The Department of Defense is crippled by a stifling bureaucratic structure based on a National Security Act  first passed in 1947. This organization is incapable of timely responses in buying everything from precision munitions to personnel to pencils and bloated with regulatory oversight that prevents achieving real efficiencies and effectiveness. The Department also suffers from  a requirement for “jointness”  based on a 35-year-old Goldwater-Nichols Personnel Act that prevents assigning the right people to the right positions. And an unwieldy chain of command is required by a Unified Command Plan (UCP) of geographic and functional commanders more suited  for a Cold War world along with an analog driven command, control and management information system in a digital age.

Team Biden must correct these failings in strategy and organization.

Regarding allies, in the third decade of the 21st century, alliances and partnerships are even more critical in ensuring peace and physical as well as economic health in light of the threat of a new MAD (Massive Acts of Disruption), whether pandemics, climate changecyber or other instruments of destruction. Assigning top national security priorities to contain, prevent, mitigate and even deter these events requires a new framework and a more intimate system for international cooperation.

Words matter. Dealing with China and Russia is best done by visibly reinforcing ties with NATO and the European Union. It is also achieved by reaffirming treaty agreements with allies and friends in Asia and emphasizing all instruments of power with less reliance on the military components while making diplomacy and engagement more central. 

The Biden administration brings much needed hope to a battered nation. But only smart, effective action works. Let us hope someone is listening.

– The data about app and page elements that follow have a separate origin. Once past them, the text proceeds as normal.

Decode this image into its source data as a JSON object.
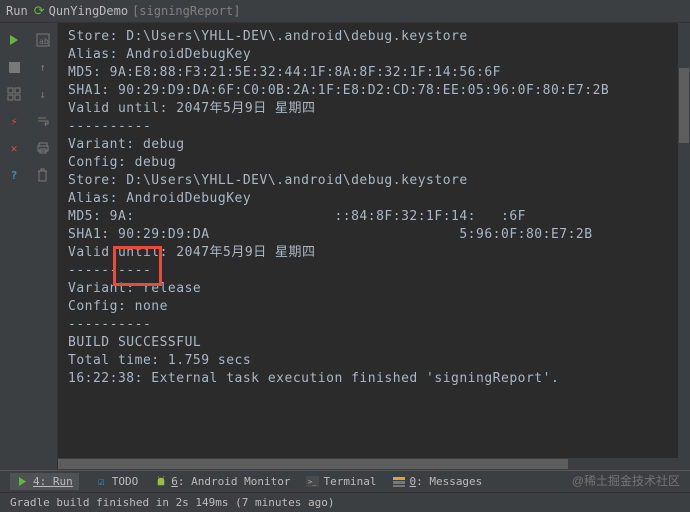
{
  "header": {
    "run_label": "Run",
    "project": "QunYingDemo",
    "task": "[signingReport]"
  },
  "console": {
    "lines": [
      "Store: D:\\Users\\YHLL-DEV\\.android\\debug.keystore",
      "Alias: AndroidDebugKey",
      "MD5: 9A:E8:88:F3:21:5E:32:44:1F:8A:8F:32:1F:14:56:6F",
      "SHA1: 90:29:D9:DA:6F:C0:0B:2A:1F:E8:D2:CD:78:EE:05:96:0F:80:E7:2B",
      "Valid until: 2047年5月9日 星期四",
      "----------",
      "Variant: debug",
      "Config: debug",
      "Store: D:\\Users\\YHLL-DEV\\.android\\debug.keystore",
      "Alias: AndroidDebugKey",
      "MD5: 9A:                        ::84:8F:32:1F:14:   :6F",
      "SHA1: 90:29:D9:DA                              5:96:0F:80:E7:2B",
      "Valid until: 2047年5月9日 星期四",
      "----------",
      "Variant: release",
      "Config: none",
      "----------",
      "",
      "BUILD SUCCESSFUL",
      "",
      "Total time: 1.759 secs",
      "16:22:38: External task execution finished 'signingReport'."
    ]
  },
  "tabs": {
    "run": "4: Run",
    "todo": "TODO",
    "android": "6: Android Monitor",
    "terminal": "Terminal",
    "messages": "0: Messages"
  },
  "status": {
    "text": "Gradle build finished in 2s 149ms (7 minutes ago)"
  },
  "watermark": "@稀土掘金技术社区"
}
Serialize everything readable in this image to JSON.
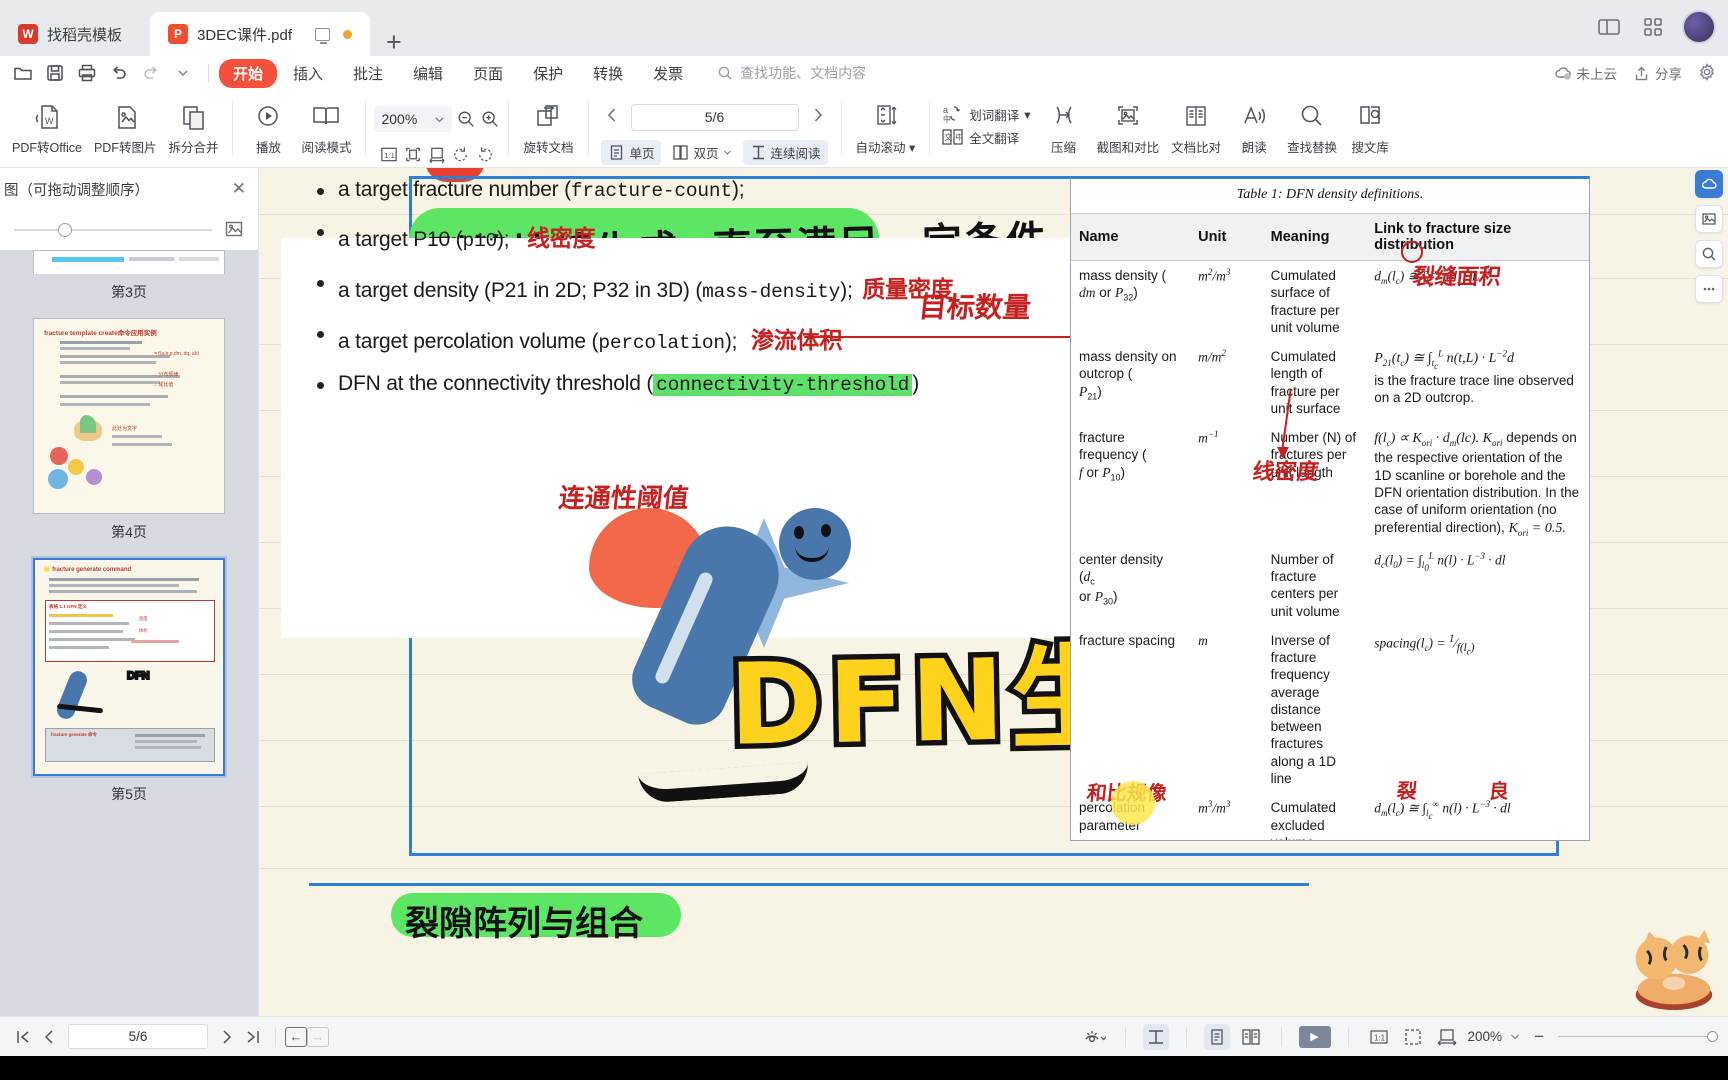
{
  "window": {
    "tabs": [
      {
        "label": "找稻壳模板",
        "icon": "wps-logo-icon",
        "active": false
      },
      {
        "label": "3DEC课件.pdf",
        "icon": "pdf-file-icon",
        "active": true
      }
    ],
    "new_tab": "+"
  },
  "menubar": {
    "quick_access": [
      "open-icon",
      "save-icon",
      "print-icon",
      "undo-icon",
      "redo-icon",
      "customize-chevron-icon"
    ],
    "items": [
      {
        "label": "开始",
        "active": true
      },
      {
        "label": "插入",
        "active": false
      },
      {
        "label": "批注",
        "active": false
      },
      {
        "label": "编辑",
        "active": false
      },
      {
        "label": "页面",
        "active": false
      },
      {
        "label": "保护",
        "active": false
      },
      {
        "label": "转换",
        "active": false
      },
      {
        "label": "发票",
        "active": false
      }
    ],
    "search_placeholder": "查找功能、文档内容",
    "cloud_status": "未上云",
    "share": "分享"
  },
  "ribbon": {
    "buttons": [
      {
        "label": "PDF转Office",
        "icon": "pdf-to-office-icon",
        "dropdown": true
      },
      {
        "label": "PDF转图片",
        "icon": "pdf-to-image-icon",
        "dropdown": false
      },
      {
        "label": "拆分合并",
        "icon": "split-merge-icon",
        "dropdown": true
      },
      {
        "label": "播放",
        "icon": "play-circle-icon",
        "dropdown": false
      },
      {
        "label": "阅读模式",
        "icon": "book-open-icon",
        "dropdown": false
      }
    ],
    "zoom_value": "200%",
    "zoom_out_icon": "zoom-out-icon",
    "zoom_in_icon": "zoom-in-icon",
    "fit_icons": [
      "actual-size-icon",
      "fit-page-icon",
      "fit-width-icon",
      "rotate-ccw-icon",
      "rotate-cw-icon"
    ],
    "rotate_doc": "旋转文档",
    "page_value": "5/6",
    "prev_icon": "chevron-left-icon",
    "next_icon": "chevron-right-icon",
    "view_modes": [
      {
        "label": "单页",
        "icon": "single-page-icon",
        "on": true
      },
      {
        "label": "双页",
        "icon": "double-page-icon",
        "on": false,
        "dropdown": true
      },
      {
        "label": "连续阅读",
        "icon": "continuous-scroll-icon",
        "on": true
      }
    ],
    "auto_scroll": "自动滚动",
    "translate_word": "划词翻译",
    "translate_full": "全文翻译",
    "compress": "压缩",
    "screenshot_compare": "截图和对比",
    "doc_compare": "文档比对",
    "read_aloud": "朗读",
    "find_replace": "查找替换",
    "search_library": "搜文库"
  },
  "sidebar": {
    "title": "图（可拖动调整顺序）",
    "close_icon": "close-icon",
    "image_icon": "image-icon",
    "thumbnails": [
      {
        "label": "第3页",
        "selected": false
      },
      {
        "label": "第4页",
        "selected": false
      },
      {
        "label": "第5页",
        "selected": true
      }
    ]
  },
  "document": {
    "heading_handwriting": "裂缝持续生成, 直至满足一定条件",
    "bullets": [
      {
        "text": "a target fracture number (",
        "code": "fracture-count",
        "tail": ");",
        "annot": "目标数量"
      },
      {
        "text": "a target P10 (",
        "code": "p10",
        "tail": ");",
        "annot": "线密度"
      },
      {
        "text": "a target density (P21 in 2D; P32 in 3D) (",
        "code": "mass-density",
        "tail": ");",
        "annot": "质量密度"
      },
      {
        "text": "a target percolation volume (",
        "code": "percolation",
        "tail": ");",
        "annot": "渗流体积"
      },
      {
        "text": "DFN at the connectivity threshold (",
        "code": "connectivity-threshold",
        "tail": ")",
        "annot": "连通性阈值"
      }
    ],
    "graffiti_text": "DFN生成命令",
    "annotation_red_1": "裂缝面积",
    "annotation_red_2": "线密度",
    "annotation_red_3": "和比规像",
    "annotation_red_4": "裂",
    "annotation_red_5": "良"
  },
  "table": {
    "caption": "Table 1: DFN density definitions.",
    "headers": [
      "Name",
      "Unit",
      "Meaning",
      "Link to fracture size distribution"
    ],
    "rows": [
      {
        "name": "mass density ( dm or P32 )",
        "unit": "m2/m3",
        "meaning": "Cumulated surface of fracture per unit volume",
        "link": "dm(lc) ≅ ∫lc∞ n(l) · L−3"
      },
      {
        "name": "mass density on outcrop ( P21 )",
        "unit": "m/m2",
        "meaning": "Cumulated length of fracture per unit surface",
        "link": "P21(tc) ≅ ∫tcL n(t,L) · L−2 dl is the fracture trace line observed on a 2D outcrop."
      },
      {
        "name": "fracture frequency ( f or P10 )",
        "unit": "m−1",
        "meaning": "Number (N) of fractures per unit length",
        "link": "f(lc) ∝ Kori · dm(lc). Kori depends on the respective orientation of the 1D scanline or borehole and the DFN orientation distribution. In the case of uniform orientation (no preferential direction), Kori = 0.5."
      },
      {
        "name": "center density ( dc or P30 )",
        "unit": "",
        "meaning": "Number of fracture centers per unit volume",
        "link": "dc(l0) = ∫l0L n(l) · L−3 · dl"
      },
      {
        "name": "fracture spacing",
        "unit": "m",
        "meaning": "Inverse of fracture frequency average distance between fractures along a 1D line",
        "link": "spacing(lc) = 1/f(lc)"
      },
      {
        "name": "percolation parameter",
        "unit": "m3/m3",
        "meaning": "Cumulated excluded volume around fractures per unit volume",
        "link": "dm(lc) ≅ ∫lc∞ n(l) · L−3 · dl"
      }
    ]
  },
  "rail": {
    "buttons": [
      "cloud-sync-icon",
      "image-tool-icon",
      "zoom-tool-icon",
      "more-options-icon"
    ]
  },
  "statusbar": {
    "first_icon": "first-page-icon",
    "prev_icon": "prev-page-icon",
    "page_value": "5/6",
    "next_icon": "next-page-icon",
    "last_icon": "last-page-icon",
    "back_icon": "nav-back-icon",
    "forward_icon": "nav-forward-icon",
    "eye_icon": "view-mode-icon",
    "layout_icons": [
      "continuous-layout-icon",
      "single-page-layout-icon",
      "double-page-layout-icon"
    ],
    "play_icon": "presentation-play-icon",
    "fit_icons": [
      "actual-size-icon",
      "fit-page-icon",
      "fit-width-icon"
    ],
    "zoom_value": "200%",
    "minus": "−"
  },
  "colors": {
    "accent_red": "#f4503b",
    "blue": "#2f7fd4",
    "green_highlight": "#5ce664",
    "graffiti_yellow": "#ffd21e",
    "paper": "#f7f4e6"
  }
}
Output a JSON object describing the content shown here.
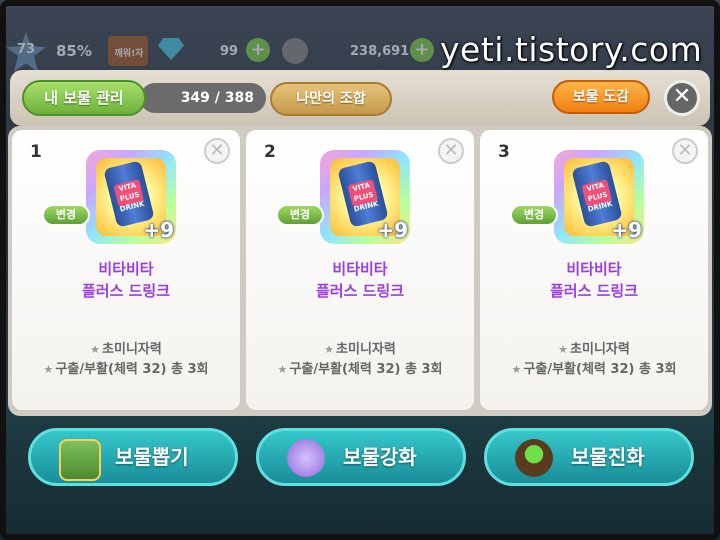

Harlan Ullman, PhD. is senior adviser at the Atlantic Council. His next book is “The Fifth Horseman and the New Mad: The Tragic History of How Massive Attacks of Disruption Are Endangering, Infecting, Engulfing and Disuniting A 51% Nation.”